» DIRECTIONS: Only the text belongs in the copy: retype each record exactly as it appears.

Collected data entries
----------
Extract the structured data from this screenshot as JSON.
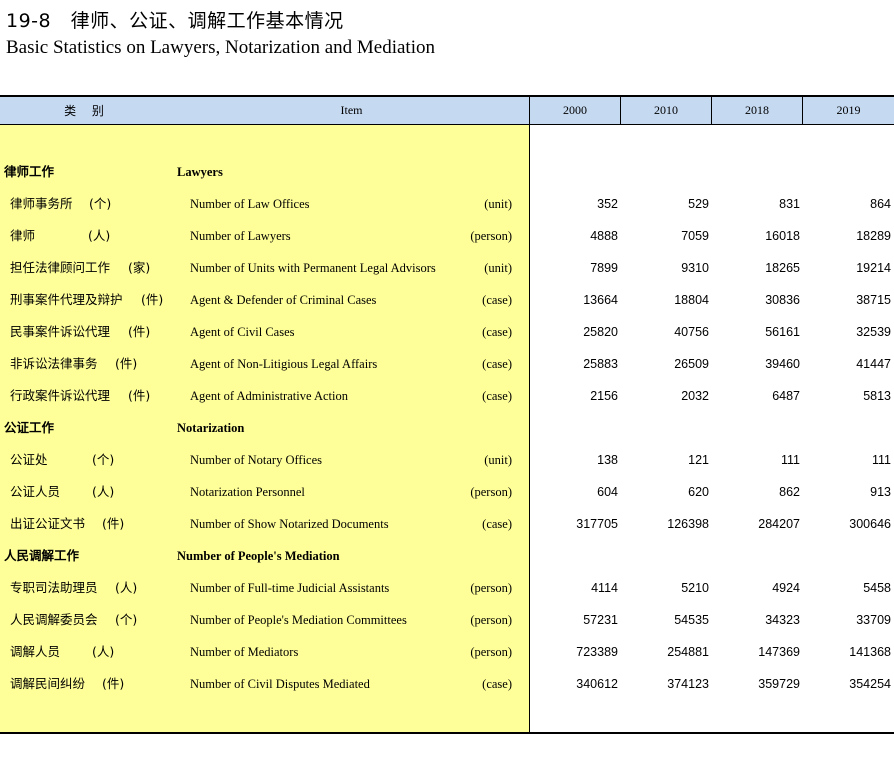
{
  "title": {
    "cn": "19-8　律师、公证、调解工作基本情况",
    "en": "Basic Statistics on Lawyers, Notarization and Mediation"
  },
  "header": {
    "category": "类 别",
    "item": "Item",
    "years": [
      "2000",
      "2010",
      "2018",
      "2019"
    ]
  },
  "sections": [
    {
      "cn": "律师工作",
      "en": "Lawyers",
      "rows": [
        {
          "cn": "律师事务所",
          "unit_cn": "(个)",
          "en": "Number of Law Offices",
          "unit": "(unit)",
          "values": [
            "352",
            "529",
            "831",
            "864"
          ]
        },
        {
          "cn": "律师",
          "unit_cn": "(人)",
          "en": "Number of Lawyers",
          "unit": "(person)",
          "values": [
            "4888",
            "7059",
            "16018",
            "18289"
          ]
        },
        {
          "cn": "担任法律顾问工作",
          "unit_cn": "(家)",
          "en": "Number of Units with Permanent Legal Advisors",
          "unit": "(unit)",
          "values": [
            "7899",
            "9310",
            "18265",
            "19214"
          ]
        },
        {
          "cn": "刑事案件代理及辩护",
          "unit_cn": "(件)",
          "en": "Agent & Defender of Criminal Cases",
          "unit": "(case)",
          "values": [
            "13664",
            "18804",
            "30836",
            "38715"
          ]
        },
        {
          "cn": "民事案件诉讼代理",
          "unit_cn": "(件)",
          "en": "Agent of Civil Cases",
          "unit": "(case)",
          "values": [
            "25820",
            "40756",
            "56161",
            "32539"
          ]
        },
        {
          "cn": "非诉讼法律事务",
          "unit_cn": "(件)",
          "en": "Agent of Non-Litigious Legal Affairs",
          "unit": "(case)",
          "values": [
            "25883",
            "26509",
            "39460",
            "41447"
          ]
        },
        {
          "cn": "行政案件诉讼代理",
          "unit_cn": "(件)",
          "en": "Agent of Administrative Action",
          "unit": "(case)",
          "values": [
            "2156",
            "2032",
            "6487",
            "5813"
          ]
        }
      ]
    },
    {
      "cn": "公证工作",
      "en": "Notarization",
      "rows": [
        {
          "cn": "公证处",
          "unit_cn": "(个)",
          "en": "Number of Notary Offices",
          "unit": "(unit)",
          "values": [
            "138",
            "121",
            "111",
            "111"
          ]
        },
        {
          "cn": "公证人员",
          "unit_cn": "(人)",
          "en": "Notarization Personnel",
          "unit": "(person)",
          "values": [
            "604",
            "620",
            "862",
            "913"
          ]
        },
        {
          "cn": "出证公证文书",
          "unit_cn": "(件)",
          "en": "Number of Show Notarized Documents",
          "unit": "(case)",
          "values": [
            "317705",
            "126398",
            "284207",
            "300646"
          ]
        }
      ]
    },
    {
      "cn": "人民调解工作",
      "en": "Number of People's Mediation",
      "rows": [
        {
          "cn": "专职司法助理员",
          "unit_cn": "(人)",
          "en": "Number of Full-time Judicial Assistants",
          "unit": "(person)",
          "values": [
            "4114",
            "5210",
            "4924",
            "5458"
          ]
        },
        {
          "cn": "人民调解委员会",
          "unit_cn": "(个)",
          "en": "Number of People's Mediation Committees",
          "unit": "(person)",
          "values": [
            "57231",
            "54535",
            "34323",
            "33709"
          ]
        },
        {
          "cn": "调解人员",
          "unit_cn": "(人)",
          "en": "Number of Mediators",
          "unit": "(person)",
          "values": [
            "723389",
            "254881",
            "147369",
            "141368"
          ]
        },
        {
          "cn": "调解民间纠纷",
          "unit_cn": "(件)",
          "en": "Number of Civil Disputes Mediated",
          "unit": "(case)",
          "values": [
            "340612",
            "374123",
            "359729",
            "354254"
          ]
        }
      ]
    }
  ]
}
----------
» THE COMPLETED TASK:
Extract the structured data from this screenshot as JSON.
{
  "title": {
    "cn": "19-8　律师、公证、调解工作基本情况",
    "en": "Basic Statistics on Lawyers, Notarization and Mediation"
  },
  "header": {
    "category": "类 别",
    "item": "Item",
    "years": [
      "2000",
      "2010",
      "2018",
      "2019"
    ]
  },
  "sections": [
    {
      "cn": "律师工作",
      "en": "Lawyers",
      "rows": [
        {
          "cn": "律师事务所",
          "unit_cn": "(个)",
          "en": "Number of Law Offices",
          "unit": "(unit)",
          "values": [
            "352",
            "529",
            "831",
            "864"
          ]
        },
        {
          "cn": "律师",
          "unit_cn": "(人)",
          "en": "Number of Lawyers",
          "unit": "(person)",
          "values": [
            "4888",
            "7059",
            "16018",
            "18289"
          ]
        },
        {
          "cn": "担任法律顾问工作",
          "unit_cn": "(家)",
          "en": "Number of Units with Permanent Legal Advisors",
          "unit": "(unit)",
          "values": [
            "7899",
            "9310",
            "18265",
            "19214"
          ]
        },
        {
          "cn": "刑事案件代理及辩护",
          "unit_cn": "(件)",
          "en": "Agent & Defender of Criminal Cases",
          "unit": "(case)",
          "values": [
            "13664",
            "18804",
            "30836",
            "38715"
          ]
        },
        {
          "cn": "民事案件诉讼代理",
          "unit_cn": "(件)",
          "en": "Agent of Civil Cases",
          "unit": "(case)",
          "values": [
            "25820",
            "40756",
            "56161",
            "32539"
          ]
        },
        {
          "cn": "非诉讼法律事务",
          "unit_cn": "(件)",
          "en": "Agent of Non-Litigious Legal Affairs",
          "unit": "(case)",
          "values": [
            "25883",
            "26509",
            "39460",
            "41447"
          ]
        },
        {
          "cn": "行政案件诉讼代理",
          "unit_cn": "(件)",
          "en": "Agent of Administrative Action",
          "unit": "(case)",
          "values": [
            "2156",
            "2032",
            "6487",
            "5813"
          ]
        }
      ]
    },
    {
      "cn": "公证工作",
      "en": "Notarization",
      "rows": [
        {
          "cn": "公证处",
          "unit_cn": "(个)",
          "en": "Number of Notary Offices",
          "unit": "(unit)",
          "values": [
            "138",
            "121",
            "111",
            "111"
          ]
        },
        {
          "cn": "公证人员",
          "unit_cn": "(人)",
          "en": "Notarization Personnel",
          "unit": "(person)",
          "values": [
            "604",
            "620",
            "862",
            "913"
          ]
        },
        {
          "cn": "出证公证文书",
          "unit_cn": "(件)",
          "en": "Number of Show Notarized Documents",
          "unit": "(case)",
          "values": [
            "317705",
            "126398",
            "284207",
            "300646"
          ]
        }
      ]
    },
    {
      "cn": "人民调解工作",
      "en": "Number of People's Mediation",
      "rows": [
        {
          "cn": "专职司法助理员",
          "unit_cn": "(人)",
          "en": "Number of Full-time Judicial Assistants",
          "unit": "(person)",
          "values": [
            "4114",
            "5210",
            "4924",
            "5458"
          ]
        },
        {
          "cn": "人民调解委员会",
          "unit_cn": "(个)",
          "en": "Number of People's Mediation Committees",
          "unit": "(person)",
          "values": [
            "57231",
            "54535",
            "34323",
            "33709"
          ]
        },
        {
          "cn": "调解人员",
          "unit_cn": "(人)",
          "en": "Number of Mediators",
          "unit": "(person)",
          "values": [
            "723389",
            "254881",
            "147369",
            "141368"
          ]
        },
        {
          "cn": "调解民间纠纷",
          "unit_cn": "(件)",
          "en": "Number of Civil Disputes Mediated",
          "unit": "(case)",
          "values": [
            "340612",
            "374123",
            "359729",
            "354254"
          ]
        }
      ]
    }
  ]
}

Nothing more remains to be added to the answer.